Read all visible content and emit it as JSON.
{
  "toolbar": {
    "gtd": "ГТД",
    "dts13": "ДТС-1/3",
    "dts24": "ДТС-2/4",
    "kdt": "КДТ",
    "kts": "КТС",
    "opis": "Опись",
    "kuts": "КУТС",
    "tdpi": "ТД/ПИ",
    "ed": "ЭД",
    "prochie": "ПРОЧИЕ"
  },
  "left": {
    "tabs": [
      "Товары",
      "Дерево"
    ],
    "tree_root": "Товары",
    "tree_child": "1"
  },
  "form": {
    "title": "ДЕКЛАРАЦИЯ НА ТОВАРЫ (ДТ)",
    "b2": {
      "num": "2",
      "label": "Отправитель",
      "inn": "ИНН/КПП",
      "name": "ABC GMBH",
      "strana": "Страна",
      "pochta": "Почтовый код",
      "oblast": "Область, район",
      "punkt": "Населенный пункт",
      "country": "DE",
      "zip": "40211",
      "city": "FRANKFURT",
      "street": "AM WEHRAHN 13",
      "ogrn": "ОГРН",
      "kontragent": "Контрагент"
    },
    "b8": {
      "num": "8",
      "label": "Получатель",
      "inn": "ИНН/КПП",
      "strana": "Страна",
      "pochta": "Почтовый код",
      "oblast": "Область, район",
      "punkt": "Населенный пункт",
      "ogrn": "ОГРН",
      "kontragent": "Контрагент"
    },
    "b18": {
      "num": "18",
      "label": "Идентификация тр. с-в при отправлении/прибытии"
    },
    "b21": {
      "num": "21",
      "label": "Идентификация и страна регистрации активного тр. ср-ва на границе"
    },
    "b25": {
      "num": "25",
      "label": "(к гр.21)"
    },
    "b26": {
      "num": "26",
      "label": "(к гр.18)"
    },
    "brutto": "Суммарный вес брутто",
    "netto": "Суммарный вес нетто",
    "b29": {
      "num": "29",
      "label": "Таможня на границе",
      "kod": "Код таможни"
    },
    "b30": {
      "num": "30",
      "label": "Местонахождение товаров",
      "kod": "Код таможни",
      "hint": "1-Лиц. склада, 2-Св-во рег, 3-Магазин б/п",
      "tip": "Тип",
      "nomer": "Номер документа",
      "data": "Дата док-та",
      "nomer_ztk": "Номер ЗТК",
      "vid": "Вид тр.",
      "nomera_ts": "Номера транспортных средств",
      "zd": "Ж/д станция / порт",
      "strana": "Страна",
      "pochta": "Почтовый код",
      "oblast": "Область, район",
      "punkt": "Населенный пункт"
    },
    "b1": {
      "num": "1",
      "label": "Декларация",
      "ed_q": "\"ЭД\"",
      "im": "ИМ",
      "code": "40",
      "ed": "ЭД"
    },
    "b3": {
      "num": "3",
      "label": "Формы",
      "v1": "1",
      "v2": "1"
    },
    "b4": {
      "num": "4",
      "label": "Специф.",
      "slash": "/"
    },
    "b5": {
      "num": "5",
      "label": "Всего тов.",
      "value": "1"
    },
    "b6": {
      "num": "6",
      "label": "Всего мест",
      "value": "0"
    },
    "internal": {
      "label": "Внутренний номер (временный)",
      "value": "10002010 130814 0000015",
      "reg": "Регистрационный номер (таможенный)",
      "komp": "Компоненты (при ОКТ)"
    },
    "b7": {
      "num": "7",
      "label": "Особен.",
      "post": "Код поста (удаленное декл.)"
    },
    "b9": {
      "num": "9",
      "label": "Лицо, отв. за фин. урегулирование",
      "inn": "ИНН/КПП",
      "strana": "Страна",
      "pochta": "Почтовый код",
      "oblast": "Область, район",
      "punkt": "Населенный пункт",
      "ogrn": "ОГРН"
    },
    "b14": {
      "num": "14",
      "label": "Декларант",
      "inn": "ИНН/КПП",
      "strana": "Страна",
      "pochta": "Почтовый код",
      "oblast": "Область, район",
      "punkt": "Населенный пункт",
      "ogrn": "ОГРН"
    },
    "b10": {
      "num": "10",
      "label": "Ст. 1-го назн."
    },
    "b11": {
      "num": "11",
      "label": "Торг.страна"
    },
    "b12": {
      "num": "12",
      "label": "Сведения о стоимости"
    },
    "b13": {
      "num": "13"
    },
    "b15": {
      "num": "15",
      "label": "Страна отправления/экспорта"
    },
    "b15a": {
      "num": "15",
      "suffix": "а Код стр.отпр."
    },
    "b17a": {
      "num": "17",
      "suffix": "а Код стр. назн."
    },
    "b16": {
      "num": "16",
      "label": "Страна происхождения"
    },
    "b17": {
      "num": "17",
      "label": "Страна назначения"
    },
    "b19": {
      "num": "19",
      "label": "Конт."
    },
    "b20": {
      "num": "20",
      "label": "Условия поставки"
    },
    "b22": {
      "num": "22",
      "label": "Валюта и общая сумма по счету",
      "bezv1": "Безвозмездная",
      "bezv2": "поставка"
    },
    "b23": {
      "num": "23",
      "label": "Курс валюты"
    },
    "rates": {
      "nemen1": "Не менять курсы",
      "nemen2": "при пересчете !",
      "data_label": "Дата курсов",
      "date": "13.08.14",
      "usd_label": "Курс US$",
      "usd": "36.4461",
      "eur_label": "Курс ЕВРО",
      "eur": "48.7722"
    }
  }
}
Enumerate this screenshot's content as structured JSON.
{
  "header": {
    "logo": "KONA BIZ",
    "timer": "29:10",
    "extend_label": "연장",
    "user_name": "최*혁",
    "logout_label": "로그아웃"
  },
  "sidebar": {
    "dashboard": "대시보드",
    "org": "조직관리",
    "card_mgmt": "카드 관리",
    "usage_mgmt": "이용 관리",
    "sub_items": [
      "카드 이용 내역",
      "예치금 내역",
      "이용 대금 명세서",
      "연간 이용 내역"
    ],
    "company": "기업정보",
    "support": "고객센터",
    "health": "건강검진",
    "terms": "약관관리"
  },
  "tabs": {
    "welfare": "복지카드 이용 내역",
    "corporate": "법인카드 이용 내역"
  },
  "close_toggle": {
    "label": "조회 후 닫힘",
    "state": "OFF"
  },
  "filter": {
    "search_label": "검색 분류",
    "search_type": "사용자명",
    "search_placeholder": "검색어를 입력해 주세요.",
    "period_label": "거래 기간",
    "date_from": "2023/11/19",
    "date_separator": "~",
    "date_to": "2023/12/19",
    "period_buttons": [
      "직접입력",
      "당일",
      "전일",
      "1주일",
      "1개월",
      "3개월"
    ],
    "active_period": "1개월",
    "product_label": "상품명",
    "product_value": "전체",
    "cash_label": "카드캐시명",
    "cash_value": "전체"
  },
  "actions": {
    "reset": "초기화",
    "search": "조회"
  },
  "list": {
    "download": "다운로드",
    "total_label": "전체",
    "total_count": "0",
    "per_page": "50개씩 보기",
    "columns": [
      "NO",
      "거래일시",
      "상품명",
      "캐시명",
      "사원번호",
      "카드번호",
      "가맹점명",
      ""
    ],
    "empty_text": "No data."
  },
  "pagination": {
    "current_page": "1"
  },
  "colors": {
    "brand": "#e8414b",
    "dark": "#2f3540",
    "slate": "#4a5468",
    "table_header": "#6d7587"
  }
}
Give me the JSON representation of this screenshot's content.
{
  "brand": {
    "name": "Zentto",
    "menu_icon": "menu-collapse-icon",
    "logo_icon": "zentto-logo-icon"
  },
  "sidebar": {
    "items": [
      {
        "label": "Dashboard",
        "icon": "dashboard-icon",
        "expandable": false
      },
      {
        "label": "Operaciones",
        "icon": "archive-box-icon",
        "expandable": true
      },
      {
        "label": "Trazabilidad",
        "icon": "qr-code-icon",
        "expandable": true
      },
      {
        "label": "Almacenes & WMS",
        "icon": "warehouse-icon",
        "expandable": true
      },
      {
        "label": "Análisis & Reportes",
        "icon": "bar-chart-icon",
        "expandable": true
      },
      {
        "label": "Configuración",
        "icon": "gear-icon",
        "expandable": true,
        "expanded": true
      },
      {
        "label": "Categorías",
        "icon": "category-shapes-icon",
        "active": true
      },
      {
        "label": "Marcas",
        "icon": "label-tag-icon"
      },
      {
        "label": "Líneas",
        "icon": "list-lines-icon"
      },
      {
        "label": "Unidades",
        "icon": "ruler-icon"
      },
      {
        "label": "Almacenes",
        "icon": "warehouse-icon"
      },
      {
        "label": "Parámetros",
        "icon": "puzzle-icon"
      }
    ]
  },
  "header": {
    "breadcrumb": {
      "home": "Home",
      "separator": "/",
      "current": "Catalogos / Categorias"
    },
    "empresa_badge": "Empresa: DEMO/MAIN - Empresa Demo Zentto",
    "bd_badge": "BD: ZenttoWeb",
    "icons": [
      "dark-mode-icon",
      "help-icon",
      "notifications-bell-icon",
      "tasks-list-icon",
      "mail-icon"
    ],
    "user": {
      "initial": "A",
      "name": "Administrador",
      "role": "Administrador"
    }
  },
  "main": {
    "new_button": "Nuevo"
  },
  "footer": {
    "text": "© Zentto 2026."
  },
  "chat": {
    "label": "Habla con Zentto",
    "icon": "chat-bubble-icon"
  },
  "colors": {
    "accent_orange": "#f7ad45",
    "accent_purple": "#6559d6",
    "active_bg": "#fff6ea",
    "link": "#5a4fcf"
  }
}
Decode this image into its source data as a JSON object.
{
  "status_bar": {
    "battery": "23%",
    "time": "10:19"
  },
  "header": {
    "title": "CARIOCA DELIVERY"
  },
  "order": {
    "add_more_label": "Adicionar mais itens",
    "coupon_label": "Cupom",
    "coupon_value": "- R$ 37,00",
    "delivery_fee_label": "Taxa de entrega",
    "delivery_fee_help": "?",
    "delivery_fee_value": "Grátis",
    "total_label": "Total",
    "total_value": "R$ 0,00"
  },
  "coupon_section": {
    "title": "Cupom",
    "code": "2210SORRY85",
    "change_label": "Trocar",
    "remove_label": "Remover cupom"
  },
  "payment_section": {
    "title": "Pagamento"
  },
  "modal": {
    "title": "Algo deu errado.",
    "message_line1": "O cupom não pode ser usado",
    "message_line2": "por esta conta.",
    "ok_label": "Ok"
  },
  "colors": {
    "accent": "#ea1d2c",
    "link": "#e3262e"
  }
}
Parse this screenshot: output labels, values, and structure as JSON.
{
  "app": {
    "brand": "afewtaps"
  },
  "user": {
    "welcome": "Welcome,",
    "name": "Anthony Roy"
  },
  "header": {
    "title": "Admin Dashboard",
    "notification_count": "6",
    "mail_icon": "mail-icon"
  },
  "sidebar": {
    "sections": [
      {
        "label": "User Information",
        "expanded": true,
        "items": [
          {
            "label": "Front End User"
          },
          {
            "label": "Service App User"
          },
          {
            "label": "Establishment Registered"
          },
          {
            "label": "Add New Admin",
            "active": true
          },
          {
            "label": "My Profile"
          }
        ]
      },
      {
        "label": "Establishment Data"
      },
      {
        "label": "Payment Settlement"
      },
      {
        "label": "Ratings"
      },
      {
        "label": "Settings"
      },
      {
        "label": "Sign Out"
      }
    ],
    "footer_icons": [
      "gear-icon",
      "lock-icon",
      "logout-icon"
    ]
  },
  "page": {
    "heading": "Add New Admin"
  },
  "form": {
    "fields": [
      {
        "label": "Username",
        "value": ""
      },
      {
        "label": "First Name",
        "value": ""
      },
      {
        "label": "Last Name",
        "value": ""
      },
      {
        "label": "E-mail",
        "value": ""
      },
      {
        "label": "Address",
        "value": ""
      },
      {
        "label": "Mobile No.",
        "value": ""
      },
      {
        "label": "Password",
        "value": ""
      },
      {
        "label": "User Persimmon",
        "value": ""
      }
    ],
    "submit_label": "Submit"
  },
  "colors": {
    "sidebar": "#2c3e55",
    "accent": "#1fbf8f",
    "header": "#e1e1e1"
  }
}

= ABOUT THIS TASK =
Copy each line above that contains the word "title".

= WRITTEN ANSWER =
    "title": "ДЕКЛАРАЦИЯ НА ТОВАРЫ (ДТ)",
    "title": "CARIOCA DELIVERY"
    "title": "Cupom",
    "title": "Pagamento"
    "title": "Algo deu errado.",
    "title": "Admin Dashboard",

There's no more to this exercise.